The problem ▸
Please give back all the records exactly, but keep the pictures out.
········
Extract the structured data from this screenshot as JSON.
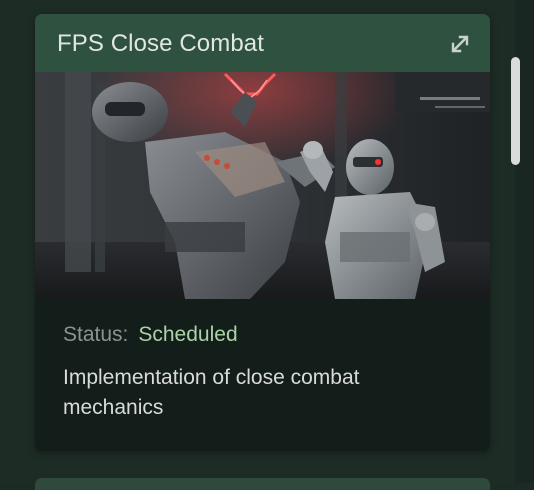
{
  "card": {
    "title": "FPS Close Combat",
    "image_alt": "Two armored soldiers engaged in hand-to-hand combat under red neon lights",
    "status_label": "Status:",
    "status_value": "Scheduled",
    "description": "Implementation of close combat mechanics"
  },
  "colors": {
    "header": "#2e5140",
    "card_body": "#131d19",
    "status_value": "#a9d3a7",
    "background": "#1e2c26"
  },
  "icons": {
    "expand": "expand-icon"
  }
}
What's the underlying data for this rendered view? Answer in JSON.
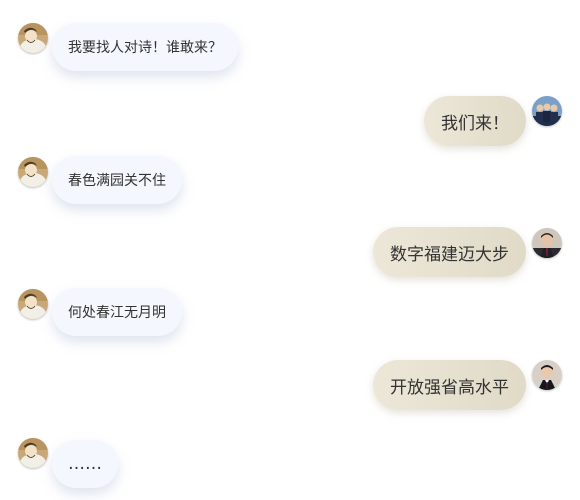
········
Output for this exercise ▸
Extract the structured data from this screenshot as JSON.
{
  "card": {
    "title": "FPS Close Combat",
    "image_alt": "Two armored soldiers engaged in hand-to-hand combat under red neon lights",
    "status_label": "Status:",
    "status_value": "Scheduled",
    "description": "Implementation of close combat mechanics"
  },
  "colors": {
    "header": "#2e5140",
    "card_body": "#131d19",
    "status_value": "#a9d3a7",
    "background": "#1e2c26"
  },
  "icons": {
    "expand": "expand-icon"
  }
}
What's the underlying data for this rendered view? Answer in JSON.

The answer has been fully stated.